By Ronald S. Coddington, Johns Hopkins University Press, Baltimore, MD (2016)
Review by Thomas P. Ostrom
Ronald S. Coddington has chronicled the lives of dozens of Confederate and Union sailors in the War of the Rebellion (1861-1865) in his magnificent photographic and narrative history. In the Foreword, Professor Craig L. Symonds traced the general backgrounds of the 100,000 sailors who fought in the Atlantic, Pacific, Gulf, bay, lake and river realms.
Coddington considers the boats, transports, and warships, including wooden hull sail (wind) powered craft, and ironclad ships in the fledgling steam-powered era. Union warships blockaded the ports of the South and pursued Confederate raiders and blockade runners.
The author acknowledged the patriotism of the sailors in the War between the States, and explained how they “fought with courage in scenes of carnage on blood-soaked decks, and died from wounds and disease.” Sailors like Lt. John Grimball, a U.S. Naval Academy graduate who joined the Confederate States Navy when South Carolina seceded from the Union, fought from a shore battery to drive off the Union merchant ship Star of the West when that vessel and crew attempted to deliver supplies to the federal Fort Sumter in Charleston Harbor. Grimball would serve on CSS Shenandoah on its Pacific and Bering Sea/Arctic raids upon Union commercial vessels and whaling ships.
Executive Officer Lt. William C. Whittle assisted Commander James W. Waddell on CSS Shenandoah. The officers belatedly found out from newspapers and captured crews that the Civil War had ended several weeks before they stopped their vessel captures, requiring them to navigate their warship back to Britain, surrender to authorities, and escape to other nations until they received U.S. pardons. Coddington traced Whittle’s post-war career and authorship of Cruises of Confederate States Steamers. Whittle died in 1920 at the age of 79 in Norfolk, Virginia.
William W. Heavener (USN), ships cook, sailed into the Gulf of Mexico and up the Mississippi River on the small warship USS Katahdin battling past two Confederate forts as part of the U.S. Navy Squadron of Rear Adm. David Farragut and his flagship USS Hartford. Farragut led naval, army and marine units and transports to occupy the Confederate port of New Orleans in 1862. Heavener was a ships carpenter after the war. He died 1924 at age 84.
Midshipman Francis B. Beville (CSN) was captured by Union forces while commanding a guard boat off the Georgia coast. Before that naval assignment, Beville was severely wounded as a member of the Eighth Georgia Infantry. Beville was in a naval brigade that fought bravely and surrendered at Sailor’s Creek, Virginia in 1865. After the war, Beville was a successful hotel entrepreneur. He died in 1905.

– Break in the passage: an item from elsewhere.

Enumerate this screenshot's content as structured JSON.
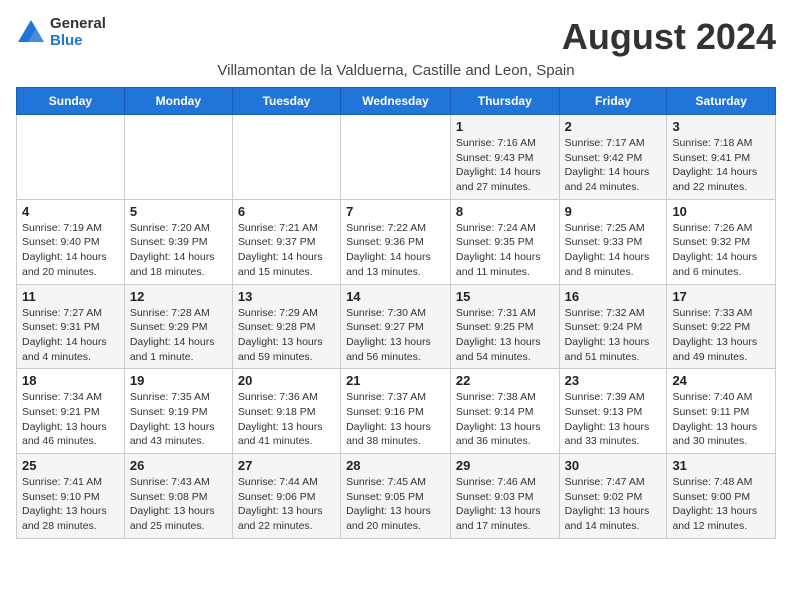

Coddington traced the first Union naval shot of the Civil War to Charleston Harbor on 12 April 1861. That shot was fired by the crew of the U.S. Revenue Cutter Harriet Lane, under the command of Captain John Faunce. Captain Faunce would continue his extraordinary career in the Service that would become the U.S. Coast Guard.
Ronald Coddington has preserved the maritime side of the war with his creative use of what has been described as his “haunting photographs” of the sailors who fought, died, and survived in the War Between the States.
Thomas P. Ostrom has written extensively on Coast Guard History.